Welcome, Friendly Friends to the very
first episode of the BS Sessions!
What are the BS Sessions?
Well Samantha knows how to work a marker like nobody's business and Becca loves to get messy with mixed media. We both wanted to learn the other person's crafty secrets so we're going to ask one another a question on the last Thursday of the month. Becca will provide you with some amazing Mixed Media techniques and Samantha will show you some tips and tricks about coloring! We'll both provide our followers with a little tutorial, because if we have these questions - our followers might too!
Which brings me to this month's question, asked by Sammy:
How do you get your stencils to create such clean
lines with no bleeding?
Well now, this poses a conundrum because I usually just do a bunch of messy junk on my cards and I wasn't aware that I produced clean lines. ;)
But seriously, there are a couple of tricks to using a stencil and getting the result you want. I'm going to take you through 3 different types of mediums and how to get a *kinda* clean line.
>>>>Stencils and Sponging with Distress Inks<<<<
So these tips really will work with any type of ink. I just said Distress Inks because, well, Damsel of Distressed... ya know?
First of all, I think this photo is wicked cool. The design lines are TOTALLY going to inspire a card in the future.
Step one of getting a good impression from stencil and sponging: TAPE IT DOWN!
For this, I like to use washi tape that I don't like very much because it's repositionable and won't rip my cardstock when I remove it. You will notice that I have two different rings of tape, one that's holding each side of my stencil down, and then another that's keeping my cardstock in place. That's because if you only tape down one, and the other still is movable, you're not going to get clean lines.
Step 2 - Be gentle but firm
Rub your sponge in soft circles, and always start from an edge/off the paper. That way you won't get weird stop/start lines. Use your free hand to hold the stencil down - moving your hand as you go along. If you rub too hard, you're likely to tear the stencil. If you rub too soft, you're likely to not get a good amount of ink onto the paper. Practice until you get a feel for it.
At this point, you could lift up your stencil and you'd have a nice impression. If you're sponging, I'd recommend wiping your hands on a wet towel, then peeling so that you don't accidentally get ink onto the white space.
For me, I added another layer to this.
>>>>Stencils and Embossing Paste<<<<
I kept the stencil positioned, exactly like I had it.
So Step 1 - TAPE IT DOWN!
Step 2 - Use a Palette Knife to Spread
Using a palette knife is the easiest way to pick up a good amount of texture paste, and then spread it over your surface. You want enough to cover the whole opening, and you can add more as you go along so don't grab a huge glob at first.

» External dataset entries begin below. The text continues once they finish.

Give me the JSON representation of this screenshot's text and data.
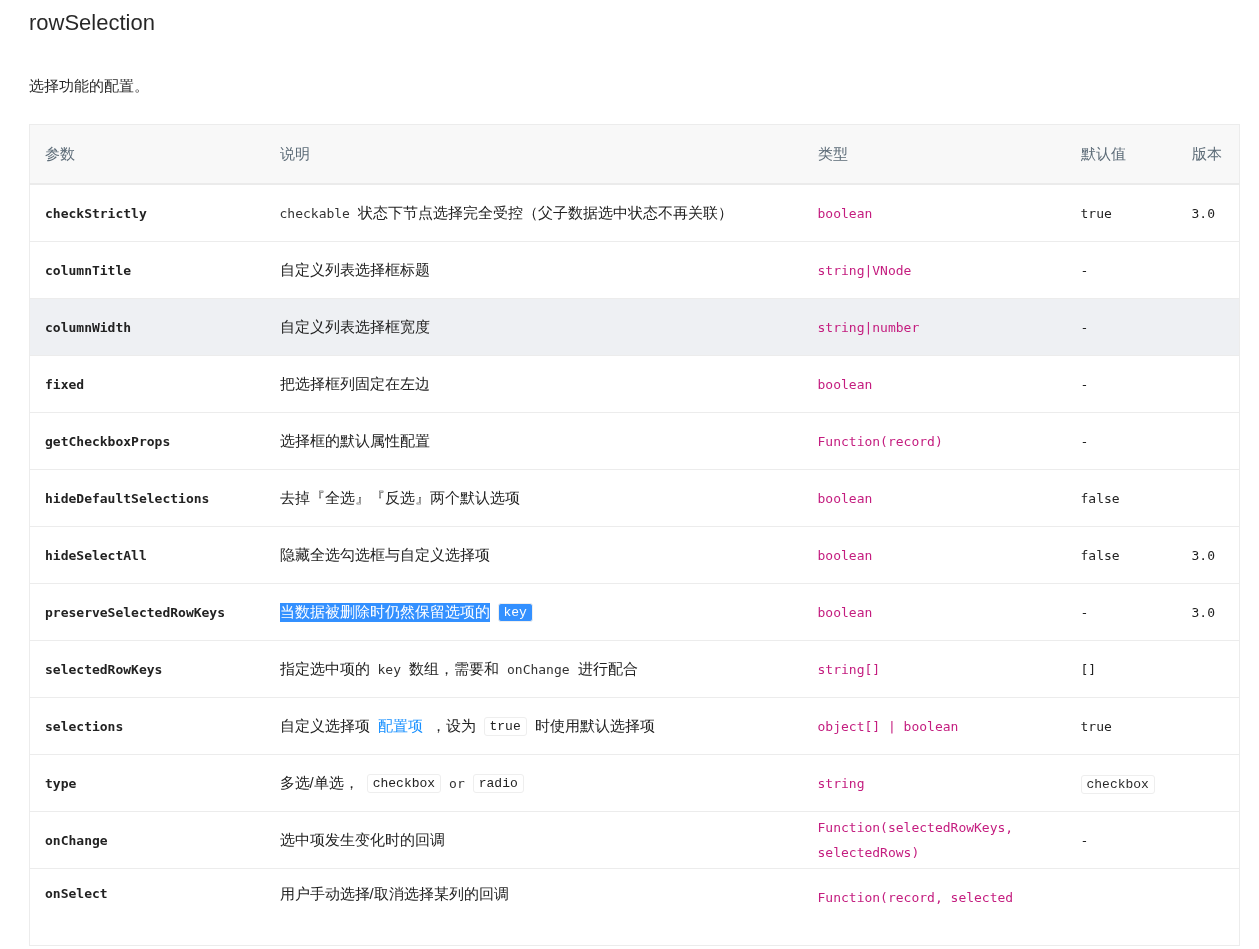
{
  "heading": "rowSelection",
  "intro": "选择功能的配置。",
  "table": {
    "columns": [
      "参数",
      "说明",
      "类型",
      "默认值",
      "版本"
    ],
    "rows": [
      {
        "name": "checkStrictly",
        "description": [
          {
            "kind": "code",
            "text": "checkable"
          },
          {
            "kind": "text",
            "text": "状态下节点选择完全受控（父子数据选中状态不再关联）"
          }
        ],
        "type": "boolean",
        "default": {
          "kind": "text",
          "text": "true"
        },
        "version": "3.0",
        "hovered": false,
        "highlighted": false
      },
      {
        "name": "columnTitle",
        "description": [
          {
            "kind": "text",
            "text": "自定义列表选择框标题"
          }
        ],
        "type": "string|VNode",
        "default": {
          "kind": "text",
          "text": "-"
        },
        "hovered": false,
        "highlighted": false
      },
      {
        "name": "columnWidth",
        "description": [
          {
            "kind": "text",
            "text": "自定义列表选择框宽度"
          }
        ],
        "type": "string|number",
        "default": {
          "kind": "text",
          "text": "-"
        },
        "hovered": true,
        "highlighted": false
      },
      {
        "name": "fixed",
        "description": [
          {
            "kind": "text",
            "text": "把选择框列固定在左边"
          }
        ],
        "type": "boolean",
        "default": {
          "kind": "text",
          "text": "-"
        },
        "hovered": false,
        "highlighted": false
      },
      {
        "name": "getCheckboxProps",
        "description": [
          {
            "kind": "text",
            "text": "选择框的默认属性配置"
          }
        ],
        "type": "Function(record)",
        "default": {
          "kind": "text",
          "text": "-"
        },
        "hovered": false,
        "highlighted": false
      },
      {
        "name": "hideDefaultSelections",
        "description": [
          {
            "kind": "text",
            "text": "去掉『全选』『反选』两个默认选项"
          }
        ],
        "type": "boolean",
        "default": {
          "kind": "text",
          "text": "false"
        },
        "hovered": false,
        "highlighted": false
      },
      {
        "name": "hideSelectAll",
        "description": [
          {
            "kind": "text",
            "text": "隐藏全选勾选框与自定义选择项"
          }
        ],
        "type": "boolean",
        "default": {
          "kind": "text",
          "text": "false"
        },
        "version": "3.0",
        "hovered": false,
        "highlighted": false
      },
      {
        "name": "preserveSelectedRowKeys",
        "description": [
          {
            "kind": "text",
            "text": "当数据被删除时仍然保留选项的"
          },
          {
            "kind": "tag",
            "text": "key"
          }
        ],
        "type": "boolean",
        "default": {
          "kind": "text",
          "text": "-"
        },
        "version": "3.0",
        "hovered": false,
        "highlighted": true
      },
      {
        "name": "selectedRowKeys",
        "description": [
          {
            "kind": "text",
            "text": "指定选中项的"
          },
          {
            "kind": "code",
            "text": "key"
          },
          {
            "kind": "text",
            "text": "数组，需要和"
          },
          {
            "kind": "code",
            "text": "onChange"
          },
          {
            "kind": "text",
            "text": "进行配合"
          }
        ],
        "type": "string[]",
        "default": {
          "kind": "text",
          "text": "[]"
        },
        "hovered": false,
        "highlighted": false
      },
      {
        "name": "selections",
        "description": [
          {
            "kind": "text",
            "text": "自定义选择项"
          },
          {
            "kind": "link",
            "text": "配置项"
          },
          {
            "kind": "text",
            "text": "，设为"
          },
          {
            "kind": "tag",
            "text": "true"
          },
          {
            "kind": "text",
            "text": "时使用默认选择项"
          }
        ],
        "type": "object[] | boolean",
        "default": {
          "kind": "text",
          "text": "true"
        },
        "hovered": false,
        "highlighted": false
      },
      {
        "name": "type",
        "description": [
          {
            "kind": "text",
            "text": "多选/单选，"
          },
          {
            "kind": "tag",
            "text": "checkbox"
          },
          {
            "kind": "code",
            "text": "or"
          },
          {
            "kind": "tag",
            "text": "radio"
          }
        ],
        "type": "string",
        "default": {
          "kind": "tag",
          "text": "checkbox"
        },
        "hovered": false,
        "highlighted": false
      },
      {
        "name": "onChange",
        "description": [
          {
            "kind": "text",
            "text": "选中项发生变化时的回调"
          }
        ],
        "type": "Function(selectedRowKeys, selectedRows)",
        "default": {
          "kind": "text",
          "text": "-"
        },
        "hovered": false,
        "highlighted": false
      },
      {
        "name": "onSelect",
        "description": [
          {
            "kind": "text",
            "text": "用户手动选择/取消选择某列的回调"
          }
        ],
        "type": "Function(record, selected",
        "hovered": false,
        "highlighted": false
      }
    ]
  }
}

Different brands of texture paste have different consistencies. I really like the Ranger Art or Wendi Vecchi brands, myself but I've tried Dreamweaver brands and that is nice, as well. Texture paste usually has the consistency of shaving cream and is fairly easy to manipulate.
There are many different colors of texture paste. Here, I'm using a translucent/transparent version. It had a slightly jelly-like consistency.

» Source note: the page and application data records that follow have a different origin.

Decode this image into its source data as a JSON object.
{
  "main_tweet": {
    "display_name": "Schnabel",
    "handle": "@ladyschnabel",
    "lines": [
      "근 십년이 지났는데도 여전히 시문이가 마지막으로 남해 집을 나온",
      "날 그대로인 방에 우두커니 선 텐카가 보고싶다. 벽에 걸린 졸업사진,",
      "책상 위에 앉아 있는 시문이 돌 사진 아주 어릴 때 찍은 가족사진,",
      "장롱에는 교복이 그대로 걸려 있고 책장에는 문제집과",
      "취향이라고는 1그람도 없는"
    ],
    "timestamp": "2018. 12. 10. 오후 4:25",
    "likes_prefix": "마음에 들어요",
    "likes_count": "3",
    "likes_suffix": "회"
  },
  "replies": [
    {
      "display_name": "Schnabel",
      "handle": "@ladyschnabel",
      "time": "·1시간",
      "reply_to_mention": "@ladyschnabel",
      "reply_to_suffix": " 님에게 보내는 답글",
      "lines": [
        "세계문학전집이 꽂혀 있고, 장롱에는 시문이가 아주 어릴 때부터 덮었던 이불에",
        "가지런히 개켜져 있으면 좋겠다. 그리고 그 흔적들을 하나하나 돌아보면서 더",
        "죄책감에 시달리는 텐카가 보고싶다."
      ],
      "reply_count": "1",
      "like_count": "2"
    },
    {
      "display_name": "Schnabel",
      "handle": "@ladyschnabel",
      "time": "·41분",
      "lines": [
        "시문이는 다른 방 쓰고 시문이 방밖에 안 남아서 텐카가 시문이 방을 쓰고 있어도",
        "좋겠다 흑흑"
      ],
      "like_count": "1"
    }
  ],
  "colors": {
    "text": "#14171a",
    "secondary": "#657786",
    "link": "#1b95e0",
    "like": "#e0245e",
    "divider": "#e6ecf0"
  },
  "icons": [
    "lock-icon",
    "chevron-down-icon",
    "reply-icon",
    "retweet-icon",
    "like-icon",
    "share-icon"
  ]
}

Step 3 - Smooth it with the Flat End of the Palette Knife
Here it is all smoothed out. You can see that there is not many bumps and lumps in mine. If you want bumps and lumps, feel free to vary the pressure of the palette knife as you're smoothing and leave some areas with thicker paste and some areas with thinner paste.
Step 4 - Remove the Tape and Peel Back Carefully
Voila! Clean lines! Again, it's important to clean your hands before you peel back the stencil to help your chances of being smudge-free!
Another tip for texture paste, If you DO get some out of the lines - don't worry. Clean your palette knife and use it to remove the excess paste. It usually will come right off. But do it quickly - some brands of texture paste can dry very fast.
>>>>Stencils and Distress Spray Stains<<<<
Again - this could be any type of spray stain, really. I just only own Distress Spray Stains.
I started this background by sponging in 3 layers of Distress Inks to create a color blend.
Step 1 - Tape it Down!! (are you getting the hint yet)
Step 2 - Spray your Ink then Dab with Paper Towel
Here's the deal folks, I'm sorry to break it to you but I don't really think there is a way to get CLEAN lines by using sprays and stencils. (maybe some other crafty magical genius can overrule me on this)
But there are a few tricks to getting CLEANER lines. - Dabbing up the excess with a paper towel helps to prevent seepage when you remove the stencil. You want to do this as quickly as possible.
Step 3 - Use a pen in a matching color to define lines
I bet you can tell which triangles I traced around! Here I'm using a Faber Castell Pitt Artist pen to go around the edges. It's a little time consuming, but that's the only real way to get semi-clean lines that I know of with this type of medium.
So there you have it Sammy! I hope this answered some of your questions! :)
I bet my readers are curious what question I asked Sammy! It is:
How do you blend skin tones so easily?